New-Generation Drugs for Schizophrenia Popular With Doctors -- and Patients
WebMD News Archive
Nov. 18, 1999 (Chicago) -- Psychiatrists have embraced the new, more effective, and less toxic schizophrenia treatments since they first came on the market a decade ago, according to a new study. However, the research, presented at the 127th Annual Meeting of the American Public Health Association, also indicates that the old-line drugs are still in widespread use.
Economist Tami Mark, PhD, of the MEDSTAT consulting group, surveyed about 250 psychiatrists around the country. Most of the physicians responded to the questionnaire, which looked into their prescribing practices during a two-year period.
"They have adopted the new generation of antipsychotics, probably [because of] their lower side effect profile," Mark tells WebMD. Starting in 1989, when clozapine became available, these new-generation antipsychotics have proven more effective against certain symptoms of schizophrenia -- such as withdrawal -- with fewer side effects. Most notably, the newer medications are less likely to cause symptoms associated with tardive dyskinesia -- a side effect characterized by involuntary facial tics and muscle spasms. There are now four of these newer antipsychotics on the market, including one called olanzapine that is also proving popular.

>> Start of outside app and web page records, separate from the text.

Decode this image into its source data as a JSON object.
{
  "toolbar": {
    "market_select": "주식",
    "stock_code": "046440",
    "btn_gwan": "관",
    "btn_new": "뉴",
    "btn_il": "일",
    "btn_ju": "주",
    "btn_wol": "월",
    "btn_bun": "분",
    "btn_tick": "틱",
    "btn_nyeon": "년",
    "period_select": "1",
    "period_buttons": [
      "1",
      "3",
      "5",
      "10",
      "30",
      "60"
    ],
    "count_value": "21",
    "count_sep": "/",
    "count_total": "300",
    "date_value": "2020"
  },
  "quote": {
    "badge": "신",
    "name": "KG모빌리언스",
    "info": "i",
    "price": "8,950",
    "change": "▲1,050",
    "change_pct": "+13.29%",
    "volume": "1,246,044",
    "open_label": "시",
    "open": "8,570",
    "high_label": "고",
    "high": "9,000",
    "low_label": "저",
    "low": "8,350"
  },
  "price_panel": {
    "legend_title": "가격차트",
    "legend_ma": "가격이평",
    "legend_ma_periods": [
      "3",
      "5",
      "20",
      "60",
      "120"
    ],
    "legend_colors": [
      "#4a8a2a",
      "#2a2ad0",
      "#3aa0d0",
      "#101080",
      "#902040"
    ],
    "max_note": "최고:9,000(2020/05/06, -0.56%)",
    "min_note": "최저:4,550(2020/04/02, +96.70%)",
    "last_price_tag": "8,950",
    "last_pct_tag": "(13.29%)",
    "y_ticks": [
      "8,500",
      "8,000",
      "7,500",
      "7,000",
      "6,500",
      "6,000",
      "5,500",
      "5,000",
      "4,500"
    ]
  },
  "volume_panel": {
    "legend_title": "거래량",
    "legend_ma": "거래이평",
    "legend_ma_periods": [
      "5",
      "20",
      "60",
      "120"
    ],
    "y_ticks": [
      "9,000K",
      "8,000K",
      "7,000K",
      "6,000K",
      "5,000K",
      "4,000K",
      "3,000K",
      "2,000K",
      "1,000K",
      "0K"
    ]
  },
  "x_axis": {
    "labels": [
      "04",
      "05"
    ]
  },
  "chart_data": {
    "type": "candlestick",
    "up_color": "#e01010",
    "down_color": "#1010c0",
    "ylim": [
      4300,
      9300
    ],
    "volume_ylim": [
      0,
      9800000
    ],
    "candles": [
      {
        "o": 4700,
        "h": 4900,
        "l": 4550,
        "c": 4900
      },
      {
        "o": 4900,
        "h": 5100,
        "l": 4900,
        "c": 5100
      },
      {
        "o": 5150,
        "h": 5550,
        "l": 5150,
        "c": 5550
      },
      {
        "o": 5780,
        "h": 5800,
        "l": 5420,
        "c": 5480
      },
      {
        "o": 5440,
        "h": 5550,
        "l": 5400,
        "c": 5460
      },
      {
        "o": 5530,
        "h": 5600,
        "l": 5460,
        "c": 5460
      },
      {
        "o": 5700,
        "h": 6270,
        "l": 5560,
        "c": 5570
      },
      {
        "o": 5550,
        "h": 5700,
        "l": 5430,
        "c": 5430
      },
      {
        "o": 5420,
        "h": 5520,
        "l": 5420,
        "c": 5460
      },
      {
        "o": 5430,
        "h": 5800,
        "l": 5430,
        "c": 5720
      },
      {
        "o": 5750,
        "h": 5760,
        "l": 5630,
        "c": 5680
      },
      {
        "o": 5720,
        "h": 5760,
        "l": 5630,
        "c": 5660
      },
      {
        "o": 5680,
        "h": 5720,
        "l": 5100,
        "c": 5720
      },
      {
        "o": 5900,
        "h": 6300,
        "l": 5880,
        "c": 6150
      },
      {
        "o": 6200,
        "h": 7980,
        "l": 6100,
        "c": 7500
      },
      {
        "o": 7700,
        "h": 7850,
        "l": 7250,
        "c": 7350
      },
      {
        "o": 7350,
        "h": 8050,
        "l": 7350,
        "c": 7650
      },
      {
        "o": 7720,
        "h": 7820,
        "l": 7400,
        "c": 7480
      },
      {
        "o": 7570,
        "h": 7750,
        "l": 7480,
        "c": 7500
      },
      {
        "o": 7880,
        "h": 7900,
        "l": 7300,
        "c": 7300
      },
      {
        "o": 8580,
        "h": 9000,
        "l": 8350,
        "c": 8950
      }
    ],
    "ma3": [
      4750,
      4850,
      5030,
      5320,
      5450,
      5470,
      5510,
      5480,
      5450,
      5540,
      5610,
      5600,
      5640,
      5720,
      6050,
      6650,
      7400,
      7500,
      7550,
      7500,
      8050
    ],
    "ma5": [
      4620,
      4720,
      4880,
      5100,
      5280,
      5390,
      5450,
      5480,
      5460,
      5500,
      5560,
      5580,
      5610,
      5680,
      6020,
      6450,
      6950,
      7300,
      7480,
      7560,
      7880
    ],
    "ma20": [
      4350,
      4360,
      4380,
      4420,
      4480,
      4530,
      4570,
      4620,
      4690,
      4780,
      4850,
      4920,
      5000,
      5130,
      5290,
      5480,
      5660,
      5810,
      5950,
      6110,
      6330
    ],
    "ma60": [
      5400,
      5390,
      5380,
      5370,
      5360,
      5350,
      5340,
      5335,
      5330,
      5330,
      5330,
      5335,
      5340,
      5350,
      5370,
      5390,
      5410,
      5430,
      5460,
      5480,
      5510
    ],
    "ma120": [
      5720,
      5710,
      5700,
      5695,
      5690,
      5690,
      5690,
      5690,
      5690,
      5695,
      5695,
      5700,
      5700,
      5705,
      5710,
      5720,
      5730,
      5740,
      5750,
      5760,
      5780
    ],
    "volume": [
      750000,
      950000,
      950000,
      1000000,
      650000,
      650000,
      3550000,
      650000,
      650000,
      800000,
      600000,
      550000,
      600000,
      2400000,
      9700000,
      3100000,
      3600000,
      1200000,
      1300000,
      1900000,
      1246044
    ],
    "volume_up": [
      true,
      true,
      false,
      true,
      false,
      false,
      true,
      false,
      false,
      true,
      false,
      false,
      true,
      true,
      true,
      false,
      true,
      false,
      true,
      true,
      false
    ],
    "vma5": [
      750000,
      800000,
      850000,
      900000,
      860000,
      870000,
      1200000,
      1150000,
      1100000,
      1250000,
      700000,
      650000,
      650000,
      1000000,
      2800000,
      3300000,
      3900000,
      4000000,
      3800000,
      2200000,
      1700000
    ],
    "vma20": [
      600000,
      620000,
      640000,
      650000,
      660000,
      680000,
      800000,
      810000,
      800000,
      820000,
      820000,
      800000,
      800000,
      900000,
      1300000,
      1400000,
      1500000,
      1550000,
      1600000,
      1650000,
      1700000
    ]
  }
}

Still, says Mark, only a few doctors used one drug for more than 30% of their patients. "Patients need access to a variety of these antipsychotic drugs. There may not be a magic bullet for every patient. Physicians are not swarming to one particular drug," says Mark.
Mark also looked into the reasons physicians decided to make the switch to the newer drugs. "There seems to be a peer effect. If your peers are using it, you're more likely to use it. Sometimes economists calls this a herd effect," says Mark. She has yet to evaluate the effects of pharmaceutical advertising on the drugs' popularity.
On the negative side, the newer drugs can cost as much as 100 times more than their older counterparts. But Mark says it's not clear that insurance, or lack of it, has proved a barrier to the newer drugs' use. "There's some tentative evidence that insurance status may matter," however, she says.
Eli Lilly and Co., the manufacturer of olanzapine, financed the study.